Work required:
What is needed is a word-for-word copy of the records below.

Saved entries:
Start of Block

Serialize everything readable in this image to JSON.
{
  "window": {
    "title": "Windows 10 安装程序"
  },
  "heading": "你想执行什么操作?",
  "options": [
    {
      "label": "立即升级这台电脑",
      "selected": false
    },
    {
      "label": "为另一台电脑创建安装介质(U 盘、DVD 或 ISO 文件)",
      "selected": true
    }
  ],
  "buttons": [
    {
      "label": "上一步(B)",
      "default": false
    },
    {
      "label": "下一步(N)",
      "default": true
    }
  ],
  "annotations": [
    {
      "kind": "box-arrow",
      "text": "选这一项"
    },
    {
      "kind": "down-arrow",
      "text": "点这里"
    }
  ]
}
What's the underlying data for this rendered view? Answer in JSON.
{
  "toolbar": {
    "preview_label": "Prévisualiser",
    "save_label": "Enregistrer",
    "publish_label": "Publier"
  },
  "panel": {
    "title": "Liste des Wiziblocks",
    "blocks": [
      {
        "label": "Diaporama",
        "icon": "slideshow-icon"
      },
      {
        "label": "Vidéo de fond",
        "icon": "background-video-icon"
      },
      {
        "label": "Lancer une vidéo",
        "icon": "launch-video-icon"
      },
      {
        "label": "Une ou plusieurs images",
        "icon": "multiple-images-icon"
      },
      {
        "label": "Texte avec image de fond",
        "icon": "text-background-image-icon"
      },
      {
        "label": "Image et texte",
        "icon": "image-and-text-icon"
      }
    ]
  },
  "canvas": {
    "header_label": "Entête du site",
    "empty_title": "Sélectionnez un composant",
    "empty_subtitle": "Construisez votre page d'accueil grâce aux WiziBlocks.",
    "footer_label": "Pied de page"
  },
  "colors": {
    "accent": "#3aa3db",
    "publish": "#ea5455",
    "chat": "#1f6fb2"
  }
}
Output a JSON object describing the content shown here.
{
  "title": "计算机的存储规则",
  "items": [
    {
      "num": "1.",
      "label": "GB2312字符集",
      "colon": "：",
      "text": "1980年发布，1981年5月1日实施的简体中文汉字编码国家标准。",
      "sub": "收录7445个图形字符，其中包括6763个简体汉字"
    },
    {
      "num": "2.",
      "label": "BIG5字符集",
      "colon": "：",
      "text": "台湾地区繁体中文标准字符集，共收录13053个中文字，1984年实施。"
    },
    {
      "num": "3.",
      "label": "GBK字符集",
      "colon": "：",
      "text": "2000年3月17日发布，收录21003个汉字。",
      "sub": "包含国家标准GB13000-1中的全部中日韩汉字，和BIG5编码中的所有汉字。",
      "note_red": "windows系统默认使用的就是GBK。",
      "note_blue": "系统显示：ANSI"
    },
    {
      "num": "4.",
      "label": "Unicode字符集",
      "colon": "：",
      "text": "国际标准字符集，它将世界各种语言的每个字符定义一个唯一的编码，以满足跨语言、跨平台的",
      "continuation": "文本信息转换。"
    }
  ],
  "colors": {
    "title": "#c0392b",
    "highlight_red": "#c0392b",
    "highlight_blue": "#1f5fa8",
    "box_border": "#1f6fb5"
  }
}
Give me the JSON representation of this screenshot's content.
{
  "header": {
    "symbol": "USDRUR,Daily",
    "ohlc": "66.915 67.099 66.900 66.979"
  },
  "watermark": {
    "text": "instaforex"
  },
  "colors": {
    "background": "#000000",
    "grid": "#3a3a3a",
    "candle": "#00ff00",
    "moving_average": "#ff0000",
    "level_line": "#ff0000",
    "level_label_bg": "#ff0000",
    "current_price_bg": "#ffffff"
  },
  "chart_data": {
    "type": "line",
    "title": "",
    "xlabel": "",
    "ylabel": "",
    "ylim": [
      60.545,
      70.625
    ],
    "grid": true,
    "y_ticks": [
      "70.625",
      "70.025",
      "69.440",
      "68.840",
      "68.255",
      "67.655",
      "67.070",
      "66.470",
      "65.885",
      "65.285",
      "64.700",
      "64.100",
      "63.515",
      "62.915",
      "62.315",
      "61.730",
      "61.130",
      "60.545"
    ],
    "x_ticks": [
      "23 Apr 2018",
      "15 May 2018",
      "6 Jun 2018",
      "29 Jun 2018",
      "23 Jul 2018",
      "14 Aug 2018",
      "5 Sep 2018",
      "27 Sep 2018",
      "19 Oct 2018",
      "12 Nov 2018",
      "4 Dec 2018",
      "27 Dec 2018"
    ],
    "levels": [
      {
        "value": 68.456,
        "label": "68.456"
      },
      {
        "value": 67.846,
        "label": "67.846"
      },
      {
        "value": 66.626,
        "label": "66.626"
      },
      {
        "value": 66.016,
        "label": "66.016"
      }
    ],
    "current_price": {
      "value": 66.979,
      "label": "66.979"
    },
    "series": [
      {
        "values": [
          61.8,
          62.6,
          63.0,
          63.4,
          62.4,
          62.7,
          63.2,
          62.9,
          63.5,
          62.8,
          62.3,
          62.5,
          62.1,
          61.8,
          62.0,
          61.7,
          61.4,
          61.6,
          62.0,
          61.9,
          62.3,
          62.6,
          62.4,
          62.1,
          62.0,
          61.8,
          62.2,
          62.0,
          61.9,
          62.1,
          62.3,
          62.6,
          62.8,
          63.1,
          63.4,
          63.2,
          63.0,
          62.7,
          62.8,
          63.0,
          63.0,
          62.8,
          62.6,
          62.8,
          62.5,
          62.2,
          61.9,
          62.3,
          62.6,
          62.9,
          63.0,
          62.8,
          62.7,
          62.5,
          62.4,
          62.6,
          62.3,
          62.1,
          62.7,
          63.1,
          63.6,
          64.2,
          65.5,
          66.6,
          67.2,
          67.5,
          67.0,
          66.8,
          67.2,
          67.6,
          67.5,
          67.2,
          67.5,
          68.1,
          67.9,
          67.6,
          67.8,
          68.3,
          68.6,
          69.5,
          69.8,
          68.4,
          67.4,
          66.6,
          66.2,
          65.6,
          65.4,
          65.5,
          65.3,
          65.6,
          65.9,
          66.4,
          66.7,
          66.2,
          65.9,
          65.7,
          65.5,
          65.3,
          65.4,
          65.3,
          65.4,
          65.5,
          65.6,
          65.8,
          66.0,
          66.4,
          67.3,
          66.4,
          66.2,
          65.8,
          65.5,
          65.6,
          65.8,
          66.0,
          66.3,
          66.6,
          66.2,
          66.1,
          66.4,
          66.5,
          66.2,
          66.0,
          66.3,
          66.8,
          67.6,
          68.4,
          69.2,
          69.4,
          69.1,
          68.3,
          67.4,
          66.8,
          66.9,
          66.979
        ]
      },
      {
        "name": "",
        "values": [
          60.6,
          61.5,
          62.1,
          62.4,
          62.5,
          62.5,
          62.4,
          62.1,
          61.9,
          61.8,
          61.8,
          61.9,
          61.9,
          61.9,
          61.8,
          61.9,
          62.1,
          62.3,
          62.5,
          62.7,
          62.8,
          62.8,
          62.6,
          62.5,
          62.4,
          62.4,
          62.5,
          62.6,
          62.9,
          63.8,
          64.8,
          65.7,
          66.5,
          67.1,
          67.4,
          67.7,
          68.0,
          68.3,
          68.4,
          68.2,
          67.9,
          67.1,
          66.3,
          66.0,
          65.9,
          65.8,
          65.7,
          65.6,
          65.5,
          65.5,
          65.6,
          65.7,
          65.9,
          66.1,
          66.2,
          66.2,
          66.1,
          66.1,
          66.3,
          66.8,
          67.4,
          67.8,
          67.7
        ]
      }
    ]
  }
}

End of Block

Reply to the task:
Serialize everything readable in this image to JSON.
{
  "window": {
    "title": "Windows 10 安装程序"
  },
  "heading": "你想执行什么操作?",
  "options": [
    {
      "label": "立即升级这台电脑",
      "selected": false
    },
    {
      "label": "为另一台电脑创建安装介质(U 盘、DVD 或 ISO 文件)",
      "selected": true
    }
  ],
  "buttons": [
    {
      "label": "上一步(B)",
      "default": false
    },
    {
      "label": "下一步(N)",
      "default": true
    }
  ],
  "annotations": [
    {
      "kind": "box-arrow",
      "text": "选这一项"
    },
    {
      "kind": "down-arrow",
      "text": "点这里"
    }
  ]
}
What's the underlying data for this rendered view? Answer in JSON.
{
  "toolbar": {
    "preview_label": "Prévisualiser",
    "save_label": "Enregistrer",
    "publish_label": "Publier"
  },
  "panel": {
    "title": "Liste des Wiziblocks",
    "blocks": [
      {
        "label": "Diaporama",
        "icon": "slideshow-icon"
      },
      {
        "label": "Vidéo de fond",
        "icon": "background-video-icon"
      },
      {
        "label": "Lancer une vidéo",
        "icon": "launch-video-icon"
      },
      {
        "label": "Une ou plusieurs images",
        "icon": "multiple-images-icon"
      },
      {
        "label": "Texte avec image de fond",
        "icon": "text-background-image-icon"
      },
      {
        "label": "Image et texte",
        "icon": "image-and-text-icon"
      }
    ]
  },
  "canvas": {
    "header_label": "Entête du site",
    "empty_title": "Sélectionnez un composant",
    "empty_subtitle": "Construisez votre page d'accueil grâce aux WiziBlocks.",
    "footer_label": "Pied de page"
  },
  "colors": {
    "accent": "#3aa3db",
    "publish": "#ea5455",
    "chat": "#1f6fb2"
  }
}
Output a JSON object describing the content shown here.
{
  "title": "计算机的存储规则",
  "items": [
    {
      "num": "1.",
      "label": "GB2312字符集",
      "colon": "：",
      "text": "1980年发布，1981年5月1日实施的简体中文汉字编码国家标准。",
      "sub": "收录7445个图形字符，其中包括6763个简体汉字"
    },
    {
      "num": "2.",
      "label": "BIG5字符集",
      "colon": "：",
      "text": "台湾地区繁体中文标准字符集，共收录13053个中文字，1984年实施。"
    },
    {
      "num": "3.",
      "label": "GBK字符集",
      "colon": "：",
      "text": "2000年3月17日发布，收录21003个汉字。",
      "sub": "包含国家标准GB13000-1中的全部中日韩汉字，和BIG5编码中的所有汉字。",
      "note_red": "windows系统默认使用的就是GBK。",
      "note_blue": "系统显示：ANSI"
    },
    {
      "num": "4.",
      "label": "Unicode字符集",
      "colon": "：",
      "text": "国际标准字符集，它将世界各种语言的每个字符定义一个唯一的编码，以满足跨语言、跨平台的",
      "continuation": "文本信息转换。"
    }
  ],
  "colors": {
    "title": "#c0392b",
    "highlight_red": "#c0392b",
    "highlight_blue": "#1f5fa8",
    "box_border": "#1f6fb5"
  }
}
Give me the JSON representation of this screenshot's content.
{
  "header": {
    "symbol": "USDRUR,Daily",
    "ohlc": "66.915 67.099 66.900 66.979"
  },
  "watermark": {
    "text": "instaforex"
  },
  "colors": {
    "background": "#000000",
    "grid": "#3a3a3a",
    "candle": "#00ff00",
    "moving_average": "#ff0000",
    "level_line": "#ff0000",
    "level_label_bg": "#ff0000",
    "current_price_bg": "#ffffff"
  },
  "chart_data": {
    "type": "line",
    "title": "",
    "xlabel": "",
    "ylabel": "",
    "ylim": [
      60.545,
      70.625
    ],
    "grid": true,
    "y_ticks": [
      "70.625",
      "70.025",
      "69.440",
      "68.840",
      "68.255",
      "67.655",
      "67.070",
      "66.470",
      "65.885",
      "65.285",
      "64.700",
      "64.100",
      "63.515",
      "62.915",
      "62.315",
      "61.730",
      "61.130",
      "60.545"
    ],
    "x_ticks": [
      "23 Apr 2018",
      "15 May 2018",
      "6 Jun 2018",
      "29 Jun 2018",
      "23 Jul 2018",
      "14 Aug 2018",
      "5 Sep 2018",
      "27 Sep 2018",
      "19 Oct 2018",
      "12 Nov 2018",
      "4 Dec 2018",
      "27 Dec 2018"
    ],
    "levels": [
      {
        "value": 68.456,
        "label": "68.456"
      },
      {
        "value": 67.846,
        "label": "67.846"
      },
      {
        "value": 66.626,
        "label": "66.626"
      },
      {
        "value": 66.016,
        "label": "66.016"
      }
    ],
    "current_price": {
      "value": 66.979,
      "label": "66.979"
    },
    "series": [
      {
        "values": [
          61.8,
          62.6,
          63.0,
          63.4,
          62.4,
          62.7,
          63.2,
          62.9,
          63.5,
          62.8,
          62.3,
          62.5,
          62.1,
          61.8,
          62.0,
          61.7,
          61.4,
          61.6,
          62.0,
          61.9,
          62.3,
          62.6,
          62.4,
          62.1,
          62.0,
          61.8,
          62.2,
          62.0,
          61.9,
          62.1,
          62.3,
          62.6,
          62.8,
          63.1,
          63.4,
          63.2,
          63.0,
          62.7,
          62.8,
          63.0,
          63.0,
          62.8,
          62.6,
          62.8,
          62.5,
          62.2,
          61.9,
          62.3,
          62.6,
          62.9,
          63.0,
          62.8,
          62.7,
          62.5,
          62.4,
          62.6,
          62.3,
          62.1,
          62.7,
          63.1,
          63.6,
          64.2,
          65.5,
          66.6,
          67.2,
          67.5,
          67.0,
          66.8,
          67.2,
          67.6,
          67.5,
          67.2,
          67.5,
          68.1,
          67.9,
          67.6,
          67.8,
          68.3,
          68.6,
          69.5,
          69.8,
          68.4,
          67.4,
          66.6,
          66.2,
          65.6,
          65.4,
          65.5,
          65.3,
          65.6,
          65.9,
          66.4,
          66.7,
          66.2,
          65.9,
          65.7,
          65.5,
          65.3,
          65.4,
          65.3,
          65.4,
          65.5,
          65.6,
          65.8,
          66.0,
          66.4,
          67.3,
          66.4,
          66.2,
          65.8,
          65.5,
          65.6,
          65.8,
          66.0,
          66.3,
          66.6,
          66.2,
          66.1,
          66.4,
          66.5,
          66.2,
          66.0,
          66.3,
          66.8,
          67.6,
          68.4,
          69.2,
          69.4,
          69.1,
          68.3,
          67.4,
          66.8,
          66.9,
          66.979
        ]
      },
      {
        "name": "",
        "values": [
          60.6,
          61.5,
          62.1,
          62.4,
          62.5,
          62.5,
          62.4,
          62.1,
          61.9,
          61.8,
          61.8,
          61.9,
          61.9,
          61.9,
          61.8,
          61.9,
          62.1,
          62.3,
          62.5,
          62.7,
          62.8,
          62.8,
          62.6,
          62.5,
          62.4,
          62.4,
          62.5,
          62.6,
          62.9,
          63.8,
          64.8,
          65.7,
          66.5,
          67.1,
          67.4,
          67.7,
          68.0,
          68.3,
          68.4,
          68.2,
          67.9,
          67.1,
          66.3,
          66.0,
          65.9,
          65.8,
          65.7,
          65.6,
          65.5,
          65.5,
          65.6,
          65.7,
          65.9,
          66.1,
          66.2,
          66.2,
          66.1,
          66.1,
          66.3,
          66.8,
          67.4,
          67.8,
          67.7
        ]
      }
    ]
  }
}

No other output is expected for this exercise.